A recent roundtable discussion at Columbia University examined the issue of image crafting by authoritarian governments in the Caucasus and Central Asia, especially Azerbaijan and Kazakhstan. A featured speaker suggested that relatively modest expenditures on positive PR in the United States and European Union were enough to skew attitudes and provide cover for repressive practices.
Policy-makers in Washington aren’t always focused on developments in the Caspian Basin and thus are susceptible to being unduly influenced by image-crafting, according to Myles Smith, a senior program officer at IREX who has written extensively on the issue. [Editor’s Note: Smith is an occasional contributor to EurasiaNet.org].
“It doesn’t take much to influence [decision-makers] one way or another,” Smith said, referring to Kazakhstan’s and Azerbaijan’s PR efforts in the West.
Smith stressed during the round-table that officials from Kazakhstan and other states in the region were not violating any laws as they spread money among K Street lobbyists, media outlets, individual journalists and academic institutions. The chief problem associated with image-crafting efforts concerns disclosure, or, more accurately, the lack of it.
Advertorials designed to resemble independent news articles or academic reports are increasingly being published by media outlets and academic institutions, Smith noted. These advertorials often lack proper labeling to show that they were funded by the countries that are the subjects of the supposed articles and reports. In many cases, funding sources are hard to determine, Smith added.
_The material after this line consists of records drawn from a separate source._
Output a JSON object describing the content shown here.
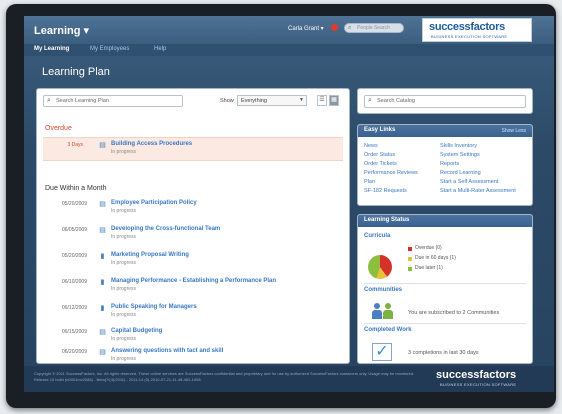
{
  "header": {
    "app_title": "Learning",
    "app_title_arrow": "▾",
    "user_name": "Carla Grant ▾",
    "people_search_placeholder": "People Search",
    "logo_main": "successfactors",
    "logo_sub": "BUSINESS EXECUTION SOFTWARE"
  },
  "nav": {
    "items": [
      {
        "label": "My Learning",
        "active": true
      },
      {
        "label": "My Employees",
        "active": false
      },
      {
        "label": "Help",
        "active": false
      }
    ]
  },
  "page_title": "Learning Plan",
  "main": {
    "search_placeholder": "Search Learning Plan",
    "show_label": "Show",
    "show_value": "Everything",
    "overdue_title": "Overdue",
    "overdue_item": {
      "date": "3 Days",
      "title": "Building Access Procedures",
      "status": "In progress",
      "icon": "document-icon"
    },
    "due_title": "Due Within a Month",
    "due_items": [
      {
        "date": "05/20/2009",
        "title": "Employee Participation Policy",
        "status": "In progress",
        "icon": "document-icon"
      },
      {
        "date": "06/05/2009",
        "title": "Developing the Cross-functional Team",
        "status": "In progress",
        "icon": "document-icon"
      },
      {
        "date": "05/20/2009",
        "title": "Marketing Proposal Writing",
        "status": "In progress",
        "icon": "book-icon"
      },
      {
        "date": "06/10/2009",
        "title": "Managing Performance - Establishing a Performance Plan",
        "status": "In progress",
        "icon": "book-icon"
      },
      {
        "date": "06/12/2009",
        "title": "Public Speaking for Managers",
        "status": "In progress",
        "icon": "book-icon"
      },
      {
        "date": "06/15/2009",
        "title": "Capital Budgeting",
        "status": "In progress",
        "icon": "document-icon"
      },
      {
        "date": "06/20/2009",
        "title": "Answering questions with tact and skill",
        "status": "In progress",
        "icon": "document-icon"
      }
    ]
  },
  "catalog": {
    "search_placeholder": "Search Catalog"
  },
  "easy_links": {
    "title": "Easy Links",
    "show_less": "Show Less",
    "left": [
      "News",
      "Order Status",
      "Order Tickets",
      "Performance Reviews",
      "Plan",
      "SF-182 Requests"
    ],
    "right": [
      "Skills Inventory",
      "System Settings",
      "Reports",
      "Record Learning",
      "Start a Self Assessment",
      "Start a Multi-Rater Assessment"
    ]
  },
  "learning_status": {
    "title": "Learning Status",
    "curricula_label": "Curricula",
    "legend": [
      {
        "label": "Overdue (0)",
        "color": "#d5312a"
      },
      {
        "label": "Due in 60 days (1)",
        "color": "#e6c13a"
      },
      {
        "label": "Due later (1)",
        "color": "#8cbf3e"
      }
    ],
    "communities_label": "Communities",
    "communities_text": "You are subscribed to 2 Communities",
    "completed_label": "Completed Work",
    "completed_text": "3 completions in last 30 days"
  },
  "footer": {
    "copyright": "Copyright © 2011 SuccessFactors, Inc. All rights reserved. These online services are SuccessFactors confidential and proprietary and for use by authorized SuccessFactors customers only. Usage may be monitored. Release 10 build (b0001mv2088) - Beta(7/(4)/2011) - 2011-14 (0)-2010-07-21-11-48-462-1008",
    "logo_main": "successfactors",
    "logo_sub": "BUSINESS EXECUTION SOFTWARE"
  }
}
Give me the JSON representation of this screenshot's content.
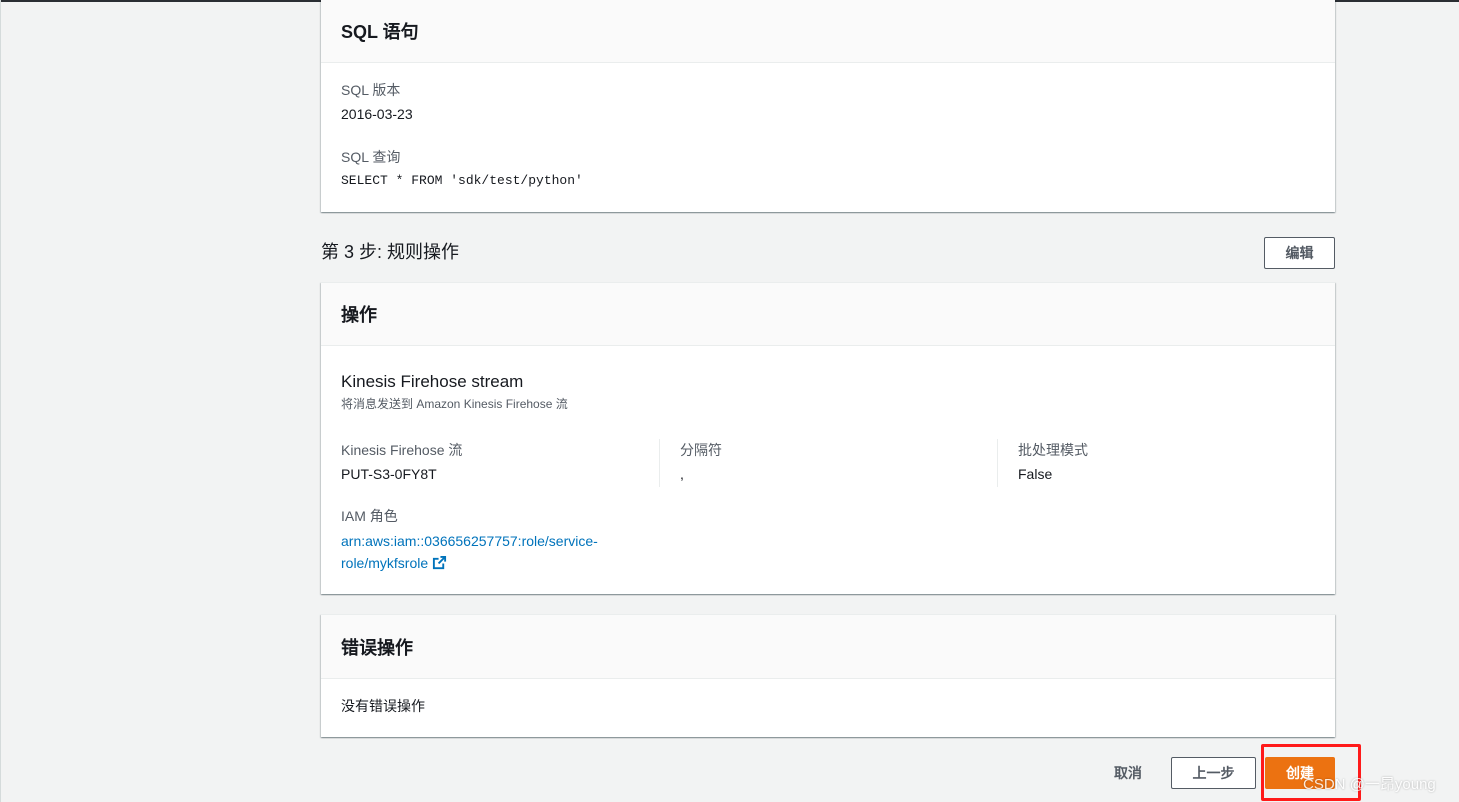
{
  "sql_panel": {
    "title": "SQL 语句",
    "version_label": "SQL 版本",
    "version_value": "2016-03-23",
    "query_label": "SQL 查询",
    "query_value": "SELECT * FROM 'sdk/test/python'"
  },
  "step3": {
    "title": "第 3 步: 规则操作",
    "edit_label": "编辑"
  },
  "actions_panel": {
    "title": "操作",
    "action_name": "Kinesis Firehose stream",
    "action_desc": "将消息发送到 Amazon Kinesis Firehose 流",
    "stream_label": "Kinesis Firehose 流",
    "stream_value": "PUT-S3-0FY8T",
    "separator_label": "分隔符",
    "separator_value": ",",
    "batch_label": "批处理模式",
    "batch_value": "False",
    "iam_label": "IAM 角色",
    "iam_line1": "arn:aws:iam::036656257757:role/service-",
    "iam_line2": "role/mykfsrole"
  },
  "error_panel": {
    "title": "错误操作",
    "body": "没有错误操作"
  },
  "footer": {
    "cancel_label": "取消",
    "prev_label": "上一步",
    "create_label": "创建"
  },
  "watermark": "CSDN @一昂young",
  "colors": {
    "primary": "#ec7211",
    "link": "#0073bb",
    "highlight": "#ff1a1a"
  },
  "icons": {
    "external_link": "external-link-icon"
  }
}
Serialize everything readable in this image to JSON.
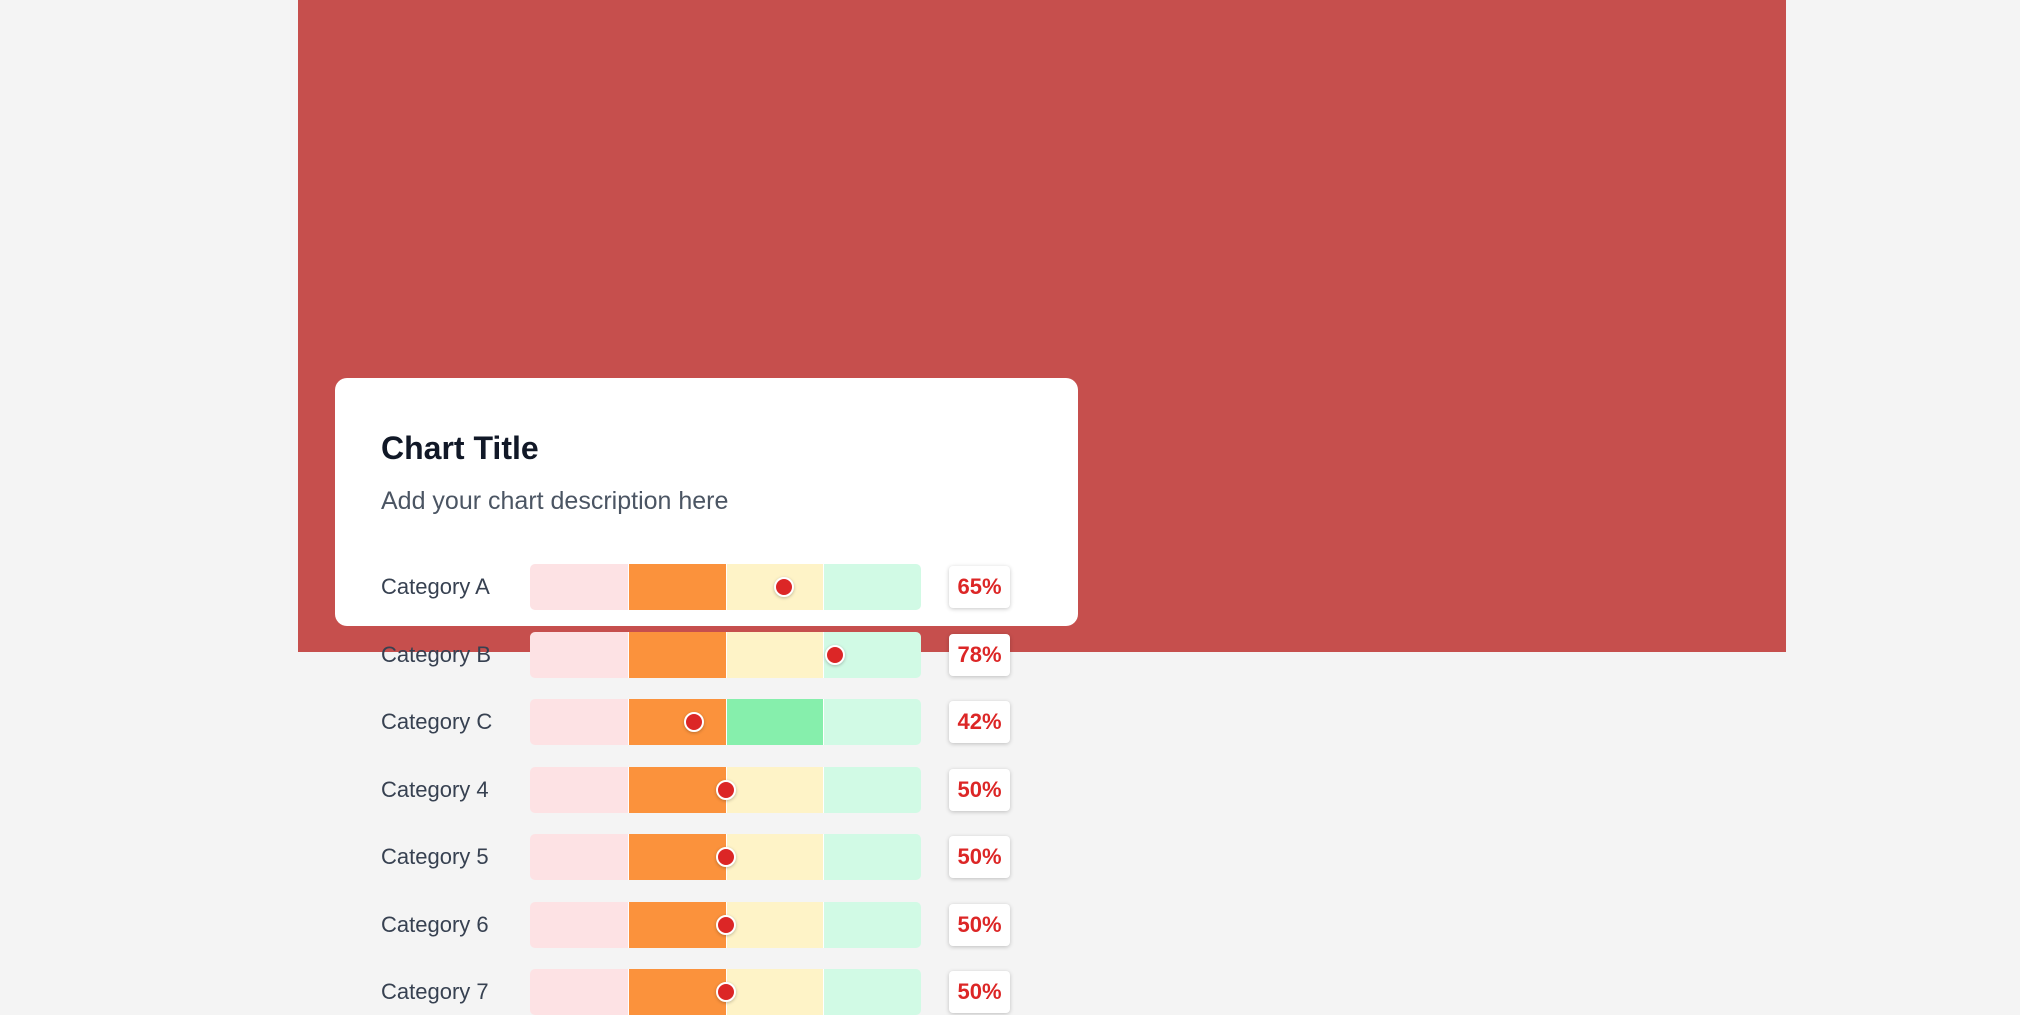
{
  "chart": {
    "title": "Chart Title",
    "description": "Add your chart description here"
  },
  "colors": {
    "hero_background": "#c64f4d",
    "marker": "#dc2626",
    "zone_1": "#fde2e4",
    "zone_2": "#fb923c",
    "zone_3": "#fef3c7",
    "zone_4": "#d1fae5",
    "zone_3_highlight": "#86efac"
  },
  "chart_data": {
    "type": "bar",
    "title": "Chart Title",
    "subtitle": "Add your chart description here",
    "xlim": [
      0,
      100
    ],
    "zones": [
      0,
      25,
      50,
      75,
      100
    ],
    "categories": [
      "Category A",
      "Category B",
      "Category C",
      "Category 4",
      "Category 5",
      "Category 6",
      "Category 7"
    ],
    "values": [
      65,
      78,
      42,
      50,
      50,
      50,
      50
    ],
    "value_labels": [
      "65%",
      "78%",
      "42%",
      "50%",
      "50%",
      "50%",
      "50%"
    ],
    "highlighted_zone": [
      null,
      null,
      2,
      null,
      null,
      null,
      null
    ]
  }
}
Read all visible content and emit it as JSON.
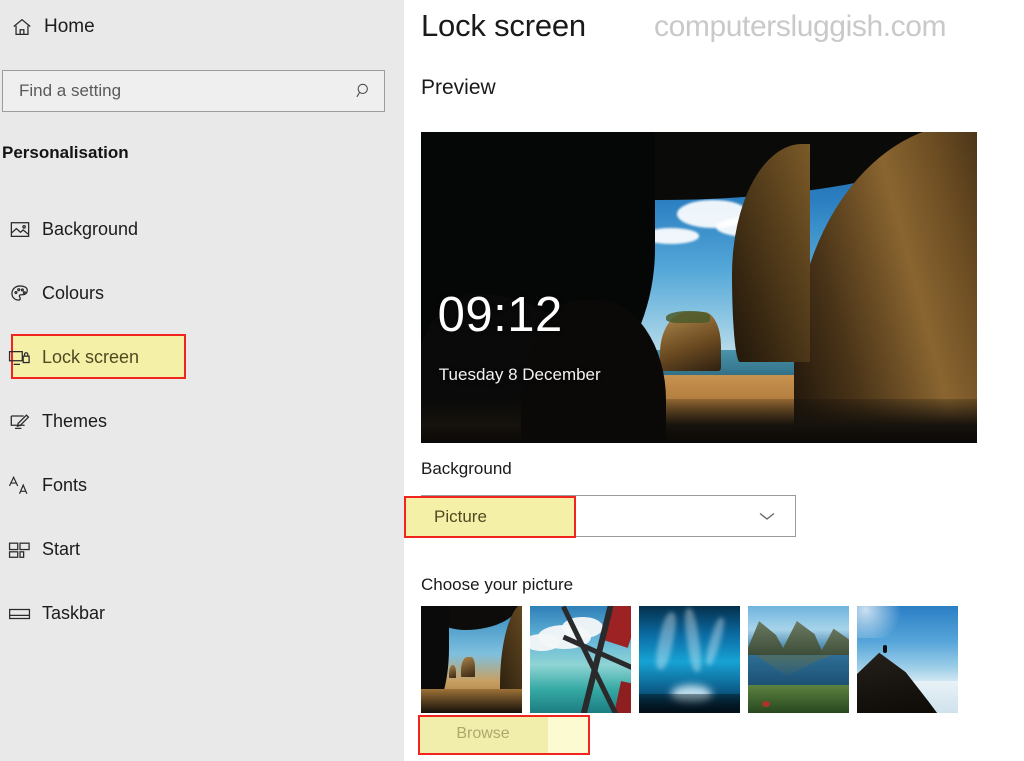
{
  "sidebar": {
    "home": {
      "label": "Home",
      "icon": "home-icon"
    },
    "search": {
      "placeholder": "Find a setting",
      "value": "",
      "icon": "search-icon"
    },
    "section_title": "Personalisation",
    "items": [
      {
        "label": "Background",
        "icon": "picture-icon",
        "selected": false
      },
      {
        "label": "Colours",
        "icon": "palette-icon",
        "selected": false
      },
      {
        "label": "Lock screen",
        "icon": "monitor-lock-icon",
        "selected": true
      },
      {
        "label": "Themes",
        "icon": "monitor-brush-icon",
        "selected": false
      },
      {
        "label": "Fonts",
        "icon": "font-size-icon",
        "selected": false
      },
      {
        "label": "Start",
        "icon": "start-tiles-icon",
        "selected": false
      },
      {
        "label": "Taskbar",
        "icon": "taskbar-icon",
        "selected": false
      }
    ]
  },
  "main": {
    "page_title": "Lock screen",
    "watermark": "computersluggish.com",
    "preview_label": "Preview",
    "preview": {
      "time": "09:12",
      "date": "Tuesday 8 December"
    },
    "background_section": {
      "label": "Background",
      "dropdown_value": "Picture",
      "chevron_icon": "chevron-down-icon"
    },
    "choose_picture": {
      "label": "Choose your picture",
      "thumbnails": [
        {
          "name": "cave-beach-thumbnail"
        },
        {
          "name": "lagoon-sailboat-thumbnail"
        },
        {
          "name": "ice-cave-thumbnail"
        },
        {
          "name": "mountain-lake-thumbnail"
        },
        {
          "name": "ridge-clouds-thumbnail"
        }
      ],
      "browse_label": "Browse"
    }
  },
  "colors": {
    "sidebar_bg": "#e9e9e9",
    "main_bg": "#ffffff",
    "highlight_fill": "#f5f0a8",
    "highlight_border": "#f2241f",
    "text_primary": "#1a1a1a",
    "watermark": "#c9c9c9"
  }
}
This makes it difficult for experts to estimate how much foreign governments such as Kazakhstan and Azerbaijan are spending per year on image crafting.
While disclosure laws apply to lobbying activity, reporting requirements are vague enough that the financial tracks made by image-crafters can be covered. “We have lobbying laws that allow lobbyists to work in the shadows,” Smith said.
Smith went on to say that financial pressures affecting mass media and academia are tempting journalists and political scientists to blur the lines when it comes to the disclosure of funding sources. “It’s easy to see how vulnerable these institutions are,” Smith said in calling for tougher transparency standards.
Another featured speaker at the March 5 event was Hugh Williamson, the director of Human Rights Watch’s Europe and Central Asia division. On the issue of image-crafting, HRW is focusing on the practice of hiring high-profile politicians and policy makers as consultants,” Williamson said. The most prominent example of such activity is the hiring of former British Prime Minister Tony Blair as a political advisor to the Kazakhstani government.
Williamson contends that Blair has not fulfilled a moral obligation as a former leader of a Western democracy to speak out publicly on Kazakhstan’s tepid democratization record. In a spirited exchange of letters with Blair, Williamson suggested that the former British PM, in effect, was providing cover for rights abuses.
“It’s extremely difficult to know what he [Blair] does” for Kazakhstan, Williamson said at the March 5 discussion, which was sponsored by Columbia’s Harriman Institute. When HRW sought details on Blair’s Kazakhstani consultancy, he was “almost completely untransparent” and “refused to meet with us.”